[Data about app and page elements]

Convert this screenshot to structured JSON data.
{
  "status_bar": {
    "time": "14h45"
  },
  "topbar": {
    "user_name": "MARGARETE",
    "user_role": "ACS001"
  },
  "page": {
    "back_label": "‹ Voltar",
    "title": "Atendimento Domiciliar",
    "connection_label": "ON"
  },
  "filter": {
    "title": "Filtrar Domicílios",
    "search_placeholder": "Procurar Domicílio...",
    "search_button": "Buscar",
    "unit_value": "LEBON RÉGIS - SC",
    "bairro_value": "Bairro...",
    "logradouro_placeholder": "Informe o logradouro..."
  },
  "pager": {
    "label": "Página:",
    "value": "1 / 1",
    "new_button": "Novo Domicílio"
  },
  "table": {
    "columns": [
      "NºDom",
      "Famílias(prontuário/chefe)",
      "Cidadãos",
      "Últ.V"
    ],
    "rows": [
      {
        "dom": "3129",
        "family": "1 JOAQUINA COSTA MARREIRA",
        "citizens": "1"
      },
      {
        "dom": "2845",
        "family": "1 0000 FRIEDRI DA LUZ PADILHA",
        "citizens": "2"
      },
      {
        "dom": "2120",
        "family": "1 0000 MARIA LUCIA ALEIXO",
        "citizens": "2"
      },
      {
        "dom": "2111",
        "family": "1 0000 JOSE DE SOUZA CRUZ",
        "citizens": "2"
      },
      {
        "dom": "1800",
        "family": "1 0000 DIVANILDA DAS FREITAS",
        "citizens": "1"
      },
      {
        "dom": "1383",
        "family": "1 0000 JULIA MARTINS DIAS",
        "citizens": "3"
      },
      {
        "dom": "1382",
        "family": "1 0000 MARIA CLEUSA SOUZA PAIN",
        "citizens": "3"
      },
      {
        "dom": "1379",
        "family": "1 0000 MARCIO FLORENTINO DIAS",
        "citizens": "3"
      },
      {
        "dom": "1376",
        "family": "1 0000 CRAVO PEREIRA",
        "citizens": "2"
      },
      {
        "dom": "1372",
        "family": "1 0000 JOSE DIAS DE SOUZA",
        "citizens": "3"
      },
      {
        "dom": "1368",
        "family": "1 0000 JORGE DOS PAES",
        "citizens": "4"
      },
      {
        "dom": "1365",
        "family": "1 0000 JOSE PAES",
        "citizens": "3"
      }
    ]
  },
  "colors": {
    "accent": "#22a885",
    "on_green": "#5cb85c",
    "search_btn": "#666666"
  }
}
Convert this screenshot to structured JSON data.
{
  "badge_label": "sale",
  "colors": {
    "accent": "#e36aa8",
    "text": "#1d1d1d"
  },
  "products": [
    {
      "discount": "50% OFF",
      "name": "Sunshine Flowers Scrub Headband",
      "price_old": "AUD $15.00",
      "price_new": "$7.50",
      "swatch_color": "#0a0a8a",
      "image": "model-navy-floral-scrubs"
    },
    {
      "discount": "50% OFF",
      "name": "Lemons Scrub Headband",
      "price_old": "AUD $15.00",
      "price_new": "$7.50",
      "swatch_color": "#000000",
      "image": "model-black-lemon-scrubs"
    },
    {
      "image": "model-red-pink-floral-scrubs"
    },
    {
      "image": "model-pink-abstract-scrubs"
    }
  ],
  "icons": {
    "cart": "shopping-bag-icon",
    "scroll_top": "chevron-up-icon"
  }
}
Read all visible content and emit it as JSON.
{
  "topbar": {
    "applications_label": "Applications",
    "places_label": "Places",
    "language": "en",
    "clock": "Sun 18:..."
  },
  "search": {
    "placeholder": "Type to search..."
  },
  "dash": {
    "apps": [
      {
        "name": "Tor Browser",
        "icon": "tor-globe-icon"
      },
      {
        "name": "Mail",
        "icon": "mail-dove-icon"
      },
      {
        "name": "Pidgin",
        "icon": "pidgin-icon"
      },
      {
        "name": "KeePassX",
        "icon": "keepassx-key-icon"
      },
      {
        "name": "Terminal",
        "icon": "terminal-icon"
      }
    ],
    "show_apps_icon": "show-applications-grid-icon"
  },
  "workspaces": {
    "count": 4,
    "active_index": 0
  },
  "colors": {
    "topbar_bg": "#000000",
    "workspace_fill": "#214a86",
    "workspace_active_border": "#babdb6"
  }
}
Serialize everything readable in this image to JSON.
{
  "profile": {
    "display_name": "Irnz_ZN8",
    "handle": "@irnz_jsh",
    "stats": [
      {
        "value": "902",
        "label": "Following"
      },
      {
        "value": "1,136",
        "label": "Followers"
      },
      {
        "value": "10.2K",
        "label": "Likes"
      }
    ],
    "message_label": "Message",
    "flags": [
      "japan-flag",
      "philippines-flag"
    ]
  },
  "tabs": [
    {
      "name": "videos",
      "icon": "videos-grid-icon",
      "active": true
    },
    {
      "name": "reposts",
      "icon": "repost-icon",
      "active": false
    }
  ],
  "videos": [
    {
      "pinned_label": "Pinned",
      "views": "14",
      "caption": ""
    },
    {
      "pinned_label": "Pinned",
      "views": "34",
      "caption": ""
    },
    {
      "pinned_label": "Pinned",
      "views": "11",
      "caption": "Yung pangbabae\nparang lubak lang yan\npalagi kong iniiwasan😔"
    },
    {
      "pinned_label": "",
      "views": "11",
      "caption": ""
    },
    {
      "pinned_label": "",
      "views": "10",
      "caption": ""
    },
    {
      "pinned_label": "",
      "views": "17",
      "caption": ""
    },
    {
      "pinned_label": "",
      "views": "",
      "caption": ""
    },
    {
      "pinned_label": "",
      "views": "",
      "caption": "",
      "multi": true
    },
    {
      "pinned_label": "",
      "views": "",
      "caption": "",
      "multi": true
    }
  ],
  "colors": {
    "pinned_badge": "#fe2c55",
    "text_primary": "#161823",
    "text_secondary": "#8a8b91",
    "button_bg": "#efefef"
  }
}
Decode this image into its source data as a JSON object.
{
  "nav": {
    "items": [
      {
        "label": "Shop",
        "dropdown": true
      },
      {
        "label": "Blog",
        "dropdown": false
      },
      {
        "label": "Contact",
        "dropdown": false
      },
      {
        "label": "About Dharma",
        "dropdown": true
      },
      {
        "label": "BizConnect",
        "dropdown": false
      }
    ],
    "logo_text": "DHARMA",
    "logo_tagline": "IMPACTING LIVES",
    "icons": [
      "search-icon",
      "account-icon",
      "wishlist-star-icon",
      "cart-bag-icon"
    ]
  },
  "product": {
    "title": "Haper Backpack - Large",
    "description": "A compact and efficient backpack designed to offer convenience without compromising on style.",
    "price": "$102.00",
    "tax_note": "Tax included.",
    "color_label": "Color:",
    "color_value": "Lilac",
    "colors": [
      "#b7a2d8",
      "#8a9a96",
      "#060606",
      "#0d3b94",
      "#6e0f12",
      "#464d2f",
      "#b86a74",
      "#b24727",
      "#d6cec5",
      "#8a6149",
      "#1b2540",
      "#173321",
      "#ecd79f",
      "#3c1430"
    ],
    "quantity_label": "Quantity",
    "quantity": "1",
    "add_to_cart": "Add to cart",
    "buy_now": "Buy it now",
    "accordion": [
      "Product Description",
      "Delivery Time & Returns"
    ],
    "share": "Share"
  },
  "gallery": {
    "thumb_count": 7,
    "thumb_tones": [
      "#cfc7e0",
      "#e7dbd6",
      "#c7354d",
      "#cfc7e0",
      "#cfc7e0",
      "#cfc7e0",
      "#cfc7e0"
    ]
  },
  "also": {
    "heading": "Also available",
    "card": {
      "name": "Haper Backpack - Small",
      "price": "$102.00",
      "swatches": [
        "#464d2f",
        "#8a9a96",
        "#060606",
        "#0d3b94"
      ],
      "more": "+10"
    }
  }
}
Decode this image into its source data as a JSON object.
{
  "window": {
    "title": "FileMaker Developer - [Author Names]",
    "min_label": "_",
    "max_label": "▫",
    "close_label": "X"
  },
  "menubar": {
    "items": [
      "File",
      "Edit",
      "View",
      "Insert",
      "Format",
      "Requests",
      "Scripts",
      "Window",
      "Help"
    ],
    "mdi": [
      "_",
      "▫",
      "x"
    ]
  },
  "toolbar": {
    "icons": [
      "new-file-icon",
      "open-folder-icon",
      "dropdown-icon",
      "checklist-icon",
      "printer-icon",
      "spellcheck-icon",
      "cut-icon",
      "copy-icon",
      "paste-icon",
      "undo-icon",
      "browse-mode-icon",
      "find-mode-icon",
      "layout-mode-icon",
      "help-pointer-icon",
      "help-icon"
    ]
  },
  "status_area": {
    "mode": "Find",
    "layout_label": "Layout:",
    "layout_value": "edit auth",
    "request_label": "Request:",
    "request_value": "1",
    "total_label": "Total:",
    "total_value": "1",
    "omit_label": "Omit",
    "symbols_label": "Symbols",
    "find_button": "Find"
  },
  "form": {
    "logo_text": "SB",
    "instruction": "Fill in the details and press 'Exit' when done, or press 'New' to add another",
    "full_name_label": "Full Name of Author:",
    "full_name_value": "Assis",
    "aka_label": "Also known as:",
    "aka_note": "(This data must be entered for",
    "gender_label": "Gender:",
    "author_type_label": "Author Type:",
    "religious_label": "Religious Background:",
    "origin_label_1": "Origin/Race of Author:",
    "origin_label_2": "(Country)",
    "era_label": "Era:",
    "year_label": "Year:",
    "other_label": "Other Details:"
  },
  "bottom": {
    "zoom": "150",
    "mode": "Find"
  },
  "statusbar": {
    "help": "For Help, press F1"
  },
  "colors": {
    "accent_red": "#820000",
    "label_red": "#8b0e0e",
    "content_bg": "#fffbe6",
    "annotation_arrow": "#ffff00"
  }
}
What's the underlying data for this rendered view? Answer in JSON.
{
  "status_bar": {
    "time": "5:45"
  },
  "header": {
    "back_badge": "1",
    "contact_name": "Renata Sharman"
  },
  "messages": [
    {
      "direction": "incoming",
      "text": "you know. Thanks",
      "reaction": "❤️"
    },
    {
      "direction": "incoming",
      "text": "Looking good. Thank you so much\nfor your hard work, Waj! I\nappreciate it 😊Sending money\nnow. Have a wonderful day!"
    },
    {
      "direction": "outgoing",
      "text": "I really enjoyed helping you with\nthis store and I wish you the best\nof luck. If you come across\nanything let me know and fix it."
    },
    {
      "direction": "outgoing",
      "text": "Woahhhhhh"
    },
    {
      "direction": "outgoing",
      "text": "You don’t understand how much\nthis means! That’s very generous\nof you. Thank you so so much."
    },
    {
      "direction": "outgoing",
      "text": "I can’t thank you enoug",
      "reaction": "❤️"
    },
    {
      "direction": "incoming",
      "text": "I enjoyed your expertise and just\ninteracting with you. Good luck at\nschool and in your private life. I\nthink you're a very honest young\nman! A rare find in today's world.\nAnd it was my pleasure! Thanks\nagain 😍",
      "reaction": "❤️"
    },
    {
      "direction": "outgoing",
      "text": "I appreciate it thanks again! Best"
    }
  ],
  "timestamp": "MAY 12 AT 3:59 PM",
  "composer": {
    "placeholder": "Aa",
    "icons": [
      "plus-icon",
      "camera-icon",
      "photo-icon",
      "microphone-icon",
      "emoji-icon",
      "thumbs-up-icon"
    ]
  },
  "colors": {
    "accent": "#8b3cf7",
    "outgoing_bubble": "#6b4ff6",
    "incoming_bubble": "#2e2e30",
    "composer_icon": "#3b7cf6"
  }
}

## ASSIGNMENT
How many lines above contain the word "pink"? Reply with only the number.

## WRITTEN ANSWER
2